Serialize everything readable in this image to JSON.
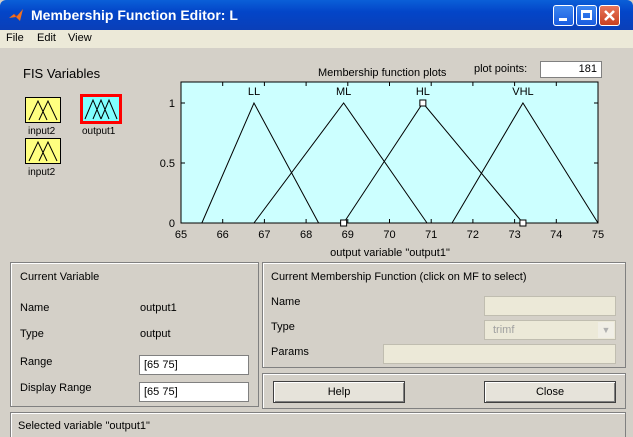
{
  "window": {
    "title": "Membership Function Editor: L"
  },
  "menu": [
    "File",
    "Edit",
    "View"
  ],
  "fis_variables": {
    "label": "FIS Variables",
    "variables": [
      {
        "name": "input2",
        "selected": false
      },
      {
        "name": "output1",
        "selected": true
      },
      {
        "name": "input2",
        "selected": false
      }
    ]
  },
  "plot": {
    "caption": "Membership function plots",
    "plot_points_label": "plot points:",
    "plot_points_value": "181"
  },
  "chart_data": {
    "type": "line",
    "xlabel": "output variable \"output1\"",
    "xlim": [
      65,
      75
    ],
    "ylim": [
      0,
      1
    ],
    "x_ticks": [
      "65",
      "66",
      "67",
      "68",
      "69",
      "70",
      "71",
      "72",
      "73",
      "74",
      "75"
    ],
    "y_ticks": [
      "0",
      "0.5",
      "1"
    ],
    "series": [
      {
        "name": "LL",
        "params": [
          65.5,
          66.75,
          68.3
        ]
      },
      {
        "name": "ML",
        "params": [
          66.75,
          68.9,
          70.9
        ]
      },
      {
        "name": "HL",
        "params": [
          68.9,
          70.8,
          73.2
        ]
      },
      {
        "name": "VHL",
        "params": [
          71.5,
          73.2,
          75
        ]
      }
    ],
    "selected_series": "HL",
    "colors": {
      "background": "#ccffff",
      "line": "#000000",
      "selected_line": "#ff0000"
    }
  },
  "current_variable": {
    "title": "Current Variable",
    "name_label": "Name",
    "name_value": "output1",
    "type_label": "Type",
    "type_value": "output",
    "range_label": "Range",
    "range_value": "[65 75]",
    "display_range_label": "Display Range",
    "display_range_value": "[65 75]"
  },
  "current_mf": {
    "title": "Current Membership Function (click on MF to select)",
    "name_label": "Name",
    "name_value": "",
    "type_label": "Type",
    "type_value": "trimf",
    "params_label": "Params",
    "params_value": ""
  },
  "buttons": {
    "help": "Help",
    "close": "Close"
  },
  "status": "Selected variable \"output1\""
}
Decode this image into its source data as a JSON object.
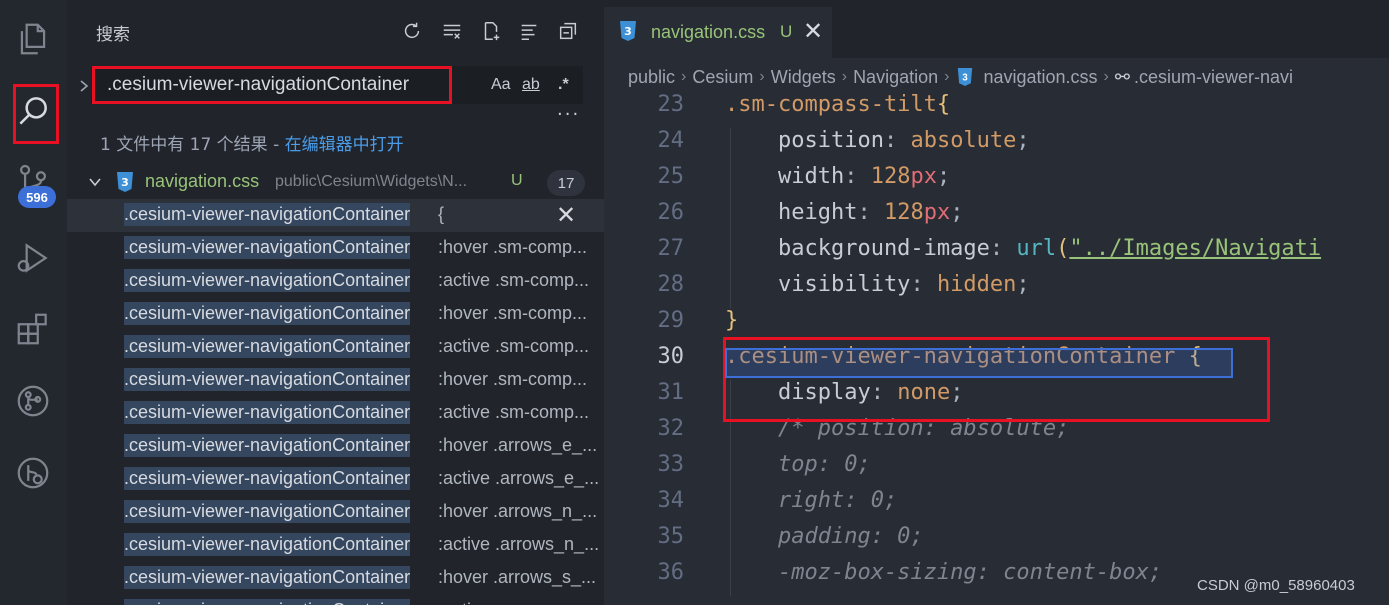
{
  "sidebar": {
    "title": "搜索",
    "search_value": ".cesium-viewer-navigationContainer",
    "options": {
      "case": "Aa",
      "word": "ab",
      "regex": ".*"
    },
    "more": "···",
    "summary_prefix": "1 文件中有 17 个结果 - ",
    "summary_link": "在编辑器中打开",
    "file": {
      "name": "navigation.css",
      "path": "public\\Cesium\\Widgets\\N...",
      "status": "U",
      "count": "17"
    },
    "results": [
      {
        "match": ".cesium-viewer-navigationContainer",
        "rest": " {",
        "selected": true
      },
      {
        "match": ".cesium-viewer-navigationContainer",
        "rest": ":hover .sm-comp..."
      },
      {
        "match": ".cesium-viewer-navigationContainer",
        "rest": ":active .sm-comp..."
      },
      {
        "match": ".cesium-viewer-navigationContainer",
        "rest": ":hover .sm-comp..."
      },
      {
        "match": ".cesium-viewer-navigationContainer",
        "rest": ":active .sm-comp..."
      },
      {
        "match": ".cesium-viewer-navigationContainer",
        "rest": ":hover .sm-comp..."
      },
      {
        "match": ".cesium-viewer-navigationContainer",
        "rest": ":active .sm-comp..."
      },
      {
        "match": ".cesium-viewer-navigationContainer",
        "rest": ":hover .arrows_e_..."
      },
      {
        "match": ".cesium-viewer-navigationContainer",
        "rest": ":active .arrows_e_..."
      },
      {
        "match": ".cesium-viewer-navigationContainer",
        "rest": ":hover .arrows_n_..."
      },
      {
        "match": ".cesium-viewer-navigationContainer",
        "rest": ":active .arrows_n_..."
      },
      {
        "match": ".cesium-viewer-navigationContainer",
        "rest": ":hover .arrows_s_..."
      },
      {
        "match": ".cesium-viewer-navigationContainer",
        "rest": ":active .arrows_s_..."
      }
    ]
  },
  "activity": {
    "scm_badge": "596"
  },
  "editor": {
    "tab": {
      "name": "navigation.css",
      "status": "U"
    },
    "breadcrumb": [
      "public",
      "Cesium",
      "Widgets",
      "Navigation",
      "navigation.css",
      ".cesium-viewer-navi"
    ],
    "lines": [
      {
        "n": "23",
        "t": [
          [
            "sel-tok",
            ".sm-compass-tilt"
          ],
          [
            "brace",
            "{"
          ]
        ]
      },
      {
        "n": "24",
        "t": [
          [
            "prop",
            "    position"
          ],
          [
            "pun",
            ": "
          ],
          [
            "val",
            "absolute"
          ],
          [
            "pun",
            ";"
          ]
        ]
      },
      {
        "n": "25",
        "t": [
          [
            "prop",
            "    width"
          ],
          [
            "pun",
            ": "
          ],
          [
            "num",
            "128"
          ],
          [
            "unit",
            "px"
          ],
          [
            "pun",
            ";"
          ]
        ]
      },
      {
        "n": "26",
        "t": [
          [
            "prop",
            "    height"
          ],
          [
            "pun",
            ": "
          ],
          [
            "num",
            "128"
          ],
          [
            "unit",
            "px"
          ],
          [
            "pun",
            ";"
          ]
        ]
      },
      {
        "n": "27",
        "t": [
          [
            "prop",
            "    background-image"
          ],
          [
            "pun",
            ": "
          ],
          [
            "fn",
            "url"
          ],
          [
            "brace",
            "("
          ],
          [
            "str",
            "\"../Images/Navigati"
          ]
        ]
      },
      {
        "n": "28",
        "t": [
          [
            "prop",
            "    visibility"
          ],
          [
            "pun",
            ": "
          ],
          [
            "val",
            "hidden"
          ],
          [
            "pun",
            ";"
          ]
        ]
      },
      {
        "n": "29",
        "t": [
          [
            "brace",
            "}"
          ]
        ]
      },
      {
        "n": "30",
        "t": [
          [
            "sel-tok",
            ".cesium-viewer-navigationContainer"
          ],
          [
            "pun",
            " "
          ],
          [
            "brace",
            "{"
          ]
        ]
      },
      {
        "n": "31",
        "t": [
          [
            "prop",
            "    display"
          ],
          [
            "pun",
            ": "
          ],
          [
            "val",
            "none"
          ],
          [
            "pun",
            ";"
          ]
        ]
      },
      {
        "n": "32",
        "t": [
          [
            "cmt",
            "    /* position: absolute;"
          ]
        ]
      },
      {
        "n": "33",
        "t": [
          [
            "cmt",
            "    top: 0;"
          ]
        ]
      },
      {
        "n": "34",
        "t": [
          [
            "cmt",
            "    right: 0;"
          ]
        ]
      },
      {
        "n": "35",
        "t": [
          [
            "cmt",
            "    padding: 0;"
          ]
        ]
      },
      {
        "n": "36",
        "t": [
          [
            "cmt",
            "    -moz-box-sizing: content-box;"
          ]
        ]
      }
    ],
    "current_line": "30"
  },
  "watermark": "CSDN @m0_58960403"
}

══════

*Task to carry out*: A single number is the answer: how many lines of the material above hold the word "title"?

*Task result*: 4